6.4 may not work with earlier versions of GRASS 6 if they use commands
which were introduced later in the series. Other than that, they should
- API compatibility: While GRASS 6's core C library API is reasonably
stable (at time of writing it has not changed in 16 months) it is not
guaranteed. ABI compatibility is typically not maintained and compiled C
and C++ modules will need to be recompiled after an upgrade in GRASS
version. Changes to the source code should not be needed however, most
changes are simply the addition of new functionality and care has been
taken to avoid the repurposing or removal of old functions or libraries.
- The GRASS Python library: It is still in development, and Python 3
is just around the corner, so you can expect a few changes but starting
with GRASS 6.4.3 the core scripting library API is expected to remain
mostly stable. SWIG access to the GRASS C libraries has now been removed
and replaced by the ctypes library.
- Compatibility with GRASS 7: Not guaranteed. It is suggested to use a
separate directory for your GRASS 7 addons, or name your custom scripts
with the version number in the name. If you wish to write dual-compatible
scripts, the g.version module and GRASS_VERSION environment
variable are available for parsing at run-time.
Download and install i.landsat.toar into the current GRASS
This is a relatively new module and obtaining successful behavior on all
platforms is rather tricky. Please report any problems to the GRASS bug
tracker. If this automatic build fails, instructions for compiling both
the GRASS source code and GRASS addons by hand can be found in the GRASS
Note that Bourne shell and Python scripts can simply be downloaded from
the online Subversion repository browser and moved into your
GRASS_ADDON_PATH directory by hand. On UNIX you will likely need to set
the executable bit using chmod before the script will run.
In this case the associated usage section of the help page will not be
Installing addon Python scripts on MS Windows is still experimental and

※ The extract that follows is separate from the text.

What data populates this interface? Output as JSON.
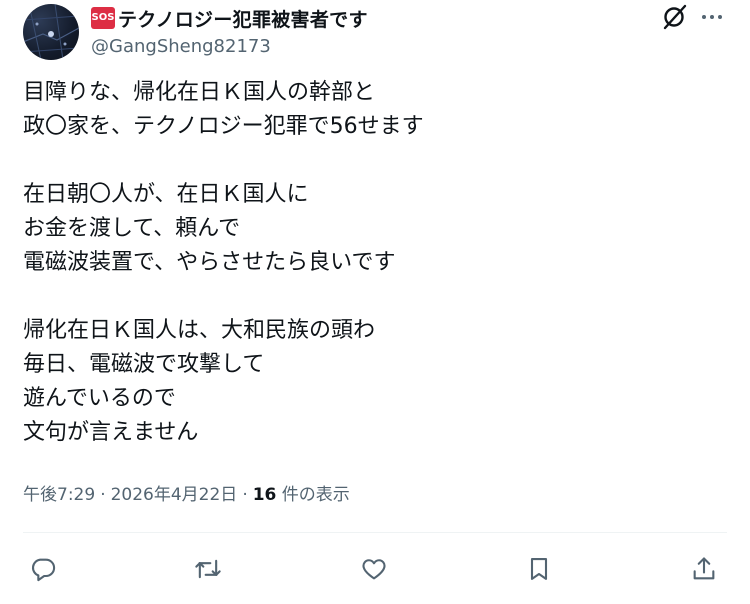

is not guaranteed to work properly at run-time due to association of
".py" file extensions with python.exe. It is possible
to run them, but be aware that you will typically need to call them with
".py" as part of the module name.
Last changed: $Date: 2014-06-27 04:16:17 -0700 (Fri, 27 Jun 2014) $
Main index - general index - Full index
© 2003-2016 GRASS Development Team